### Task instructions
Within the listing below, how many lines hold the string "Outlook"? Only the number is wanted.

### Task input
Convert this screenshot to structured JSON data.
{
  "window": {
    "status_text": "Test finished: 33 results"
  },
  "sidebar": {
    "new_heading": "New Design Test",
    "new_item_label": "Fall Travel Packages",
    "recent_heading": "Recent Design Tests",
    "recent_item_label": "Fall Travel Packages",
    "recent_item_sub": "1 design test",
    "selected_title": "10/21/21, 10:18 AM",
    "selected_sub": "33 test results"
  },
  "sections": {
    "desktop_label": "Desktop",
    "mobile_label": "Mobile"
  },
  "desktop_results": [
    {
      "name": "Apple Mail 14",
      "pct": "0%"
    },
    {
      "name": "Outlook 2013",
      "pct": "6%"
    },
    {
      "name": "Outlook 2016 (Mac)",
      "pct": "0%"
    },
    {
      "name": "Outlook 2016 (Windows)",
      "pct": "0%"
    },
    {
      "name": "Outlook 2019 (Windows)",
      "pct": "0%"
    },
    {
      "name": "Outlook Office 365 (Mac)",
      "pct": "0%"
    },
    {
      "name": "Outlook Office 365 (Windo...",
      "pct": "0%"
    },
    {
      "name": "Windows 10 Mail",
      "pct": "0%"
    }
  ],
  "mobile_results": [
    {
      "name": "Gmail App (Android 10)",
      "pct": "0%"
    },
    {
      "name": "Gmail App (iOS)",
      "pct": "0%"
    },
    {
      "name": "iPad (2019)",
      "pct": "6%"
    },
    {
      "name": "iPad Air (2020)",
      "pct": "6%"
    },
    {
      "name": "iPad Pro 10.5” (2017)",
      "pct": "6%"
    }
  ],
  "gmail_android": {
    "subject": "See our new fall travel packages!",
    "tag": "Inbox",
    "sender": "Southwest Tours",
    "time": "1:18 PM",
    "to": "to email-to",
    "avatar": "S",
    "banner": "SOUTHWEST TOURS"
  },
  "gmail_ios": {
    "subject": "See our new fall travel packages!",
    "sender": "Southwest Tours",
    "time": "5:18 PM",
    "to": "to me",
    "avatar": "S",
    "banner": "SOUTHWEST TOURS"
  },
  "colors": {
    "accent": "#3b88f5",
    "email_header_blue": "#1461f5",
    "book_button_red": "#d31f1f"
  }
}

### Response to the exercise
6